#### Supplied records

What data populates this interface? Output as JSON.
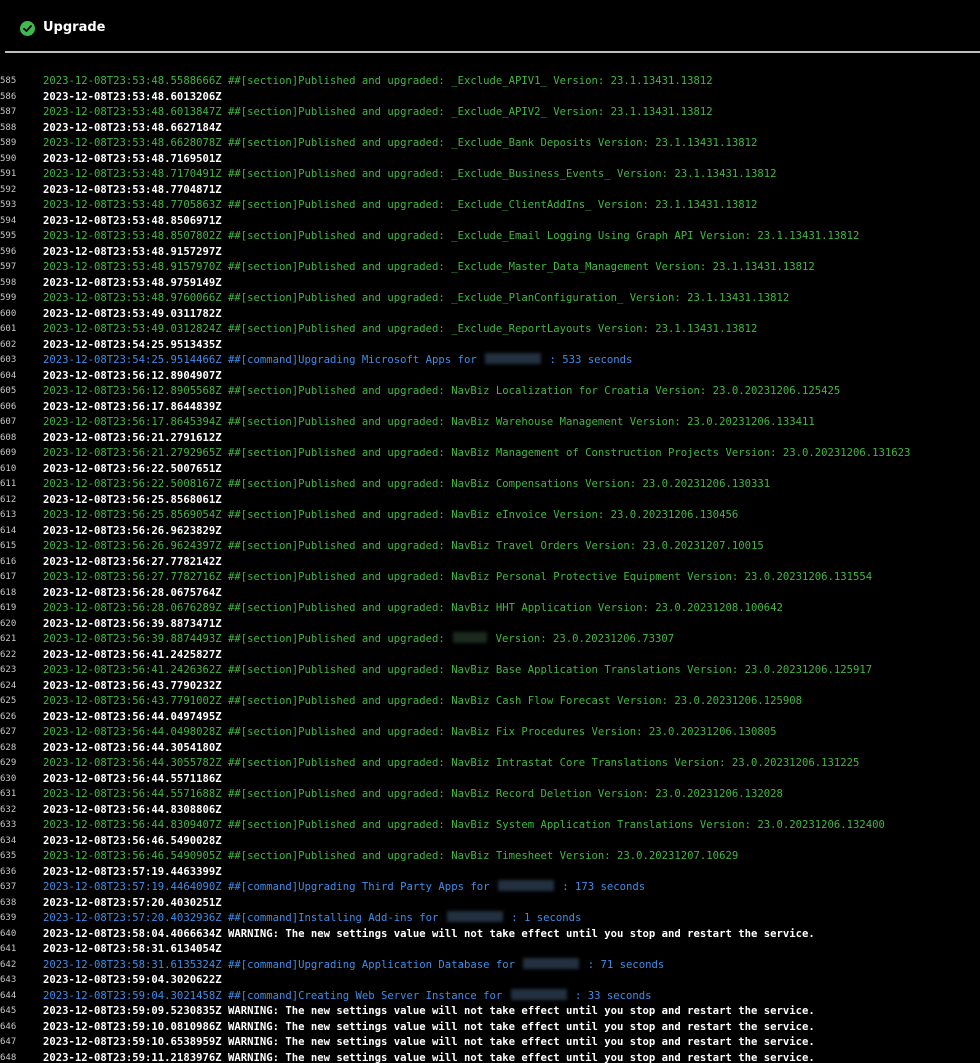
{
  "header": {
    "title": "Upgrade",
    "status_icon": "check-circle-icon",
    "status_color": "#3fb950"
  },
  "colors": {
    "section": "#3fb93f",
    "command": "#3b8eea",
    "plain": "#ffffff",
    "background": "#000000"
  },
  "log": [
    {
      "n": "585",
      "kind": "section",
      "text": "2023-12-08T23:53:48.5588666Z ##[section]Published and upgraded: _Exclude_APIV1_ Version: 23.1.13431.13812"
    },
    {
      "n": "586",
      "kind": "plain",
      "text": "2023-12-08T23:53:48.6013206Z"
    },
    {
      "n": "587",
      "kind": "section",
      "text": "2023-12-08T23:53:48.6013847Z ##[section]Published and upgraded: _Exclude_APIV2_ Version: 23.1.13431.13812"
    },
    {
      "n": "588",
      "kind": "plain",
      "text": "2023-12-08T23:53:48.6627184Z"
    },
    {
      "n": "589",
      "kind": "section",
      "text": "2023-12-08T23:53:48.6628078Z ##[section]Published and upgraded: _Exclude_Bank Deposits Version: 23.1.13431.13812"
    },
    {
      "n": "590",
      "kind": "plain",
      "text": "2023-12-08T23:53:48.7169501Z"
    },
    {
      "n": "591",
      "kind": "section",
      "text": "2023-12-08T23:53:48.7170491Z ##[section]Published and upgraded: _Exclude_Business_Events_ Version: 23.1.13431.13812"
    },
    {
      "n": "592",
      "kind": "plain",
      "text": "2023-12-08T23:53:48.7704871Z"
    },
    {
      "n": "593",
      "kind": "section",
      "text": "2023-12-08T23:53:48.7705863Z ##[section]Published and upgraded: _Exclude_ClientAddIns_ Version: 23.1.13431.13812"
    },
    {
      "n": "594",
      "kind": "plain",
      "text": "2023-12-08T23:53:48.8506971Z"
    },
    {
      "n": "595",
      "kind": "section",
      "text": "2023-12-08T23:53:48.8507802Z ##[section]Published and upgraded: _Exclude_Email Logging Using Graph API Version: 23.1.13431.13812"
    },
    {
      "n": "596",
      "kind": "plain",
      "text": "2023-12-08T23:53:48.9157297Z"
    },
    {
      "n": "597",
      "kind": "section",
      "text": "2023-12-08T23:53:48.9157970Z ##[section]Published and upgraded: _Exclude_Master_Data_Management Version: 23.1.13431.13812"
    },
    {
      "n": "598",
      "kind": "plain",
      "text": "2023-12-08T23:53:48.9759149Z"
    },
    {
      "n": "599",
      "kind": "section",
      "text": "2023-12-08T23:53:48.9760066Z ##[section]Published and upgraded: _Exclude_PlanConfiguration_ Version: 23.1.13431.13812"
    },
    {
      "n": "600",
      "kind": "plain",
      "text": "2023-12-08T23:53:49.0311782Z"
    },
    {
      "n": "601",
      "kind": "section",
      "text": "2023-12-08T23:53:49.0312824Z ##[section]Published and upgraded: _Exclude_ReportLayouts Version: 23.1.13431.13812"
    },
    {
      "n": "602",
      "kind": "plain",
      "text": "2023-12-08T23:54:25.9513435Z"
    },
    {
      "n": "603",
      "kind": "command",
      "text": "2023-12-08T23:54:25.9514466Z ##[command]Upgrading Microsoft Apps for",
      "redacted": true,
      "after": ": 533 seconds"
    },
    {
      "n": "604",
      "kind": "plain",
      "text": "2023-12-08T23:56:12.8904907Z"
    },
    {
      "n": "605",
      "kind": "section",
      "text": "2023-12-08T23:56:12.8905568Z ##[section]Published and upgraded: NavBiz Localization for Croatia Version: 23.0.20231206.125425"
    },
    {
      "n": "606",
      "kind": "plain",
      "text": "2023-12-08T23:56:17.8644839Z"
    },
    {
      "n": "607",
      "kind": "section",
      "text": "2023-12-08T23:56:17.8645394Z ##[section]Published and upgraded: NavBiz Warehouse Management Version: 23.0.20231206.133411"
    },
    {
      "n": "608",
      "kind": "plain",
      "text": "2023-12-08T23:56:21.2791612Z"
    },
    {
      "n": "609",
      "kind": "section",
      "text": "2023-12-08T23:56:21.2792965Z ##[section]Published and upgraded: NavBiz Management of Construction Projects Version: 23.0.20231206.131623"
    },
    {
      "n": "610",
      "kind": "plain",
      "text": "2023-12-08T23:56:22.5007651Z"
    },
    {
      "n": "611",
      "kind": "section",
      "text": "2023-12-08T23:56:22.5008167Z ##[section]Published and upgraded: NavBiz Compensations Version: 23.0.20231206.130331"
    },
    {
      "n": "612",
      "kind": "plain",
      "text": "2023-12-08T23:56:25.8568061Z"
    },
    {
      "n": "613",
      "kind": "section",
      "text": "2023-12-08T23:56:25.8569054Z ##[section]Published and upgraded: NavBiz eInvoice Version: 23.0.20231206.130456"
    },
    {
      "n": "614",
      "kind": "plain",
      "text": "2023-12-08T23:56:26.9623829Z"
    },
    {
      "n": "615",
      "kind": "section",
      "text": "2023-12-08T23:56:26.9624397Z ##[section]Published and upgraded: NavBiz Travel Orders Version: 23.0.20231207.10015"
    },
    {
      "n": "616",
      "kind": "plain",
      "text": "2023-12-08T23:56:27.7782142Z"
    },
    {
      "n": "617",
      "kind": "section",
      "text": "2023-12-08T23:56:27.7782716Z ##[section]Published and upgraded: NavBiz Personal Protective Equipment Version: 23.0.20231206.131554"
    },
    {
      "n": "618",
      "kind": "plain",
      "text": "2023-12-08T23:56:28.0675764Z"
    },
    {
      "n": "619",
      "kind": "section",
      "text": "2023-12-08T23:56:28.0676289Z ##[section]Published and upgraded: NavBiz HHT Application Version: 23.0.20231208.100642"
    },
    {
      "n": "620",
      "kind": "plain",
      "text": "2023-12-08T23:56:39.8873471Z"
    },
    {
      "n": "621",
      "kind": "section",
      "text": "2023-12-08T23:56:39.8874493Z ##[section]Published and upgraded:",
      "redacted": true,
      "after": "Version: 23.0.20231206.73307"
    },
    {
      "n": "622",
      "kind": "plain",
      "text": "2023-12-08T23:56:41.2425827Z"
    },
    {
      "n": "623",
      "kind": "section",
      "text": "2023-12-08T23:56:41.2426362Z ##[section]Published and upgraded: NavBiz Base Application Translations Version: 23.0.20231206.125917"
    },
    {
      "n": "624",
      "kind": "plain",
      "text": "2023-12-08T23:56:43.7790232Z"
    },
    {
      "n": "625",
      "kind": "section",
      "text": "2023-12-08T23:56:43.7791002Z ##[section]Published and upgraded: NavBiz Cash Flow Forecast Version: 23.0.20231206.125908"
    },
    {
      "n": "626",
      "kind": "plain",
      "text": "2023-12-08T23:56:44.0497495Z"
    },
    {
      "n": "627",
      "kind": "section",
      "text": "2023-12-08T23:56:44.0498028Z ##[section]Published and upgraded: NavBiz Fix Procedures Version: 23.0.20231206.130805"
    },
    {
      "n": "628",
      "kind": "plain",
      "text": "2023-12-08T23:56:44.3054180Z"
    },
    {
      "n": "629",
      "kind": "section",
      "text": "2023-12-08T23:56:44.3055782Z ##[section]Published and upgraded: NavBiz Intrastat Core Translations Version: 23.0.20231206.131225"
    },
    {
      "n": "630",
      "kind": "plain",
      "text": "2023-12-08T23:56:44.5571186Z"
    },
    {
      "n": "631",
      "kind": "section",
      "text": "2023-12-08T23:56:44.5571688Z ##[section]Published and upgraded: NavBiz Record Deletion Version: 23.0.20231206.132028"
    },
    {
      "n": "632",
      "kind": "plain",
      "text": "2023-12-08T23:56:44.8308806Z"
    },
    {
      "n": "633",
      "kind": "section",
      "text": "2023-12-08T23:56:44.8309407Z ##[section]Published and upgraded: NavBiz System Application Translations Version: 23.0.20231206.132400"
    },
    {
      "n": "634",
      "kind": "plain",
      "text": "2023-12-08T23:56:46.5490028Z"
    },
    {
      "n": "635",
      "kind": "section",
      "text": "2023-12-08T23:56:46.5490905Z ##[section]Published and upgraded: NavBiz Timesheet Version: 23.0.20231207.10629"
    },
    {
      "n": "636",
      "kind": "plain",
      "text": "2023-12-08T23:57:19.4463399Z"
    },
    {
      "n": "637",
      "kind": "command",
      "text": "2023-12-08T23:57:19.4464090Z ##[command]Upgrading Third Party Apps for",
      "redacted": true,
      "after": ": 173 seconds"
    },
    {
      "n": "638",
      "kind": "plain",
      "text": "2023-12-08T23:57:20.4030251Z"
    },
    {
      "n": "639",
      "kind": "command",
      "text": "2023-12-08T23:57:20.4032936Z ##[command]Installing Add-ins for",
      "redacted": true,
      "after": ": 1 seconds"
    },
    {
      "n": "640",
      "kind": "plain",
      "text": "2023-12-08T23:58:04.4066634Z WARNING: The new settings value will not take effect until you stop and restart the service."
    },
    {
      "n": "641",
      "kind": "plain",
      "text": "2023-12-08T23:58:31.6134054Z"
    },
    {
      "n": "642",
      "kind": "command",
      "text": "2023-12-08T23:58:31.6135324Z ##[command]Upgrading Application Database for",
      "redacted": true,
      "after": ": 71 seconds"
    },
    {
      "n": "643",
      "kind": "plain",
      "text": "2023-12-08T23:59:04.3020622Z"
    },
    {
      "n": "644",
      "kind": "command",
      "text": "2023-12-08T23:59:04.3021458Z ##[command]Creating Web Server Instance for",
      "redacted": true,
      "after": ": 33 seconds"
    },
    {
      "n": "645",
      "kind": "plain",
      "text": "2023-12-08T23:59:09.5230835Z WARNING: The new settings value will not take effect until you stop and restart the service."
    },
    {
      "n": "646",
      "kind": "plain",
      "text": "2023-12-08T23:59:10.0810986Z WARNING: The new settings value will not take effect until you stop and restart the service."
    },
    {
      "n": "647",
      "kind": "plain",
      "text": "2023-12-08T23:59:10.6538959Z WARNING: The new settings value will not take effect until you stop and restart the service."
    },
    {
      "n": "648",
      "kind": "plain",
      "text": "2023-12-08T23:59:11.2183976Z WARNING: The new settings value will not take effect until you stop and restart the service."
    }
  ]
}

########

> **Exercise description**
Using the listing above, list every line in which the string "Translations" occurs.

> **Task answer**
      "text": "2023-12-08T23:56:41.2426362Z ##[section]Published and upgraded: NavBiz Base Application Translations Version: 23.0.20231206.125917"
      "text": "2023-12-08T23:56:44.3055782Z ##[section]Published and upgraded: NavBiz Intrastat Core Translations Version: 23.0.20231206.131225"
      "text": "2023-12-08T23:56:44.8309407Z ##[section]Published and upgraded: NavBiz System Application Translations Version: 23.0.20231206.132400"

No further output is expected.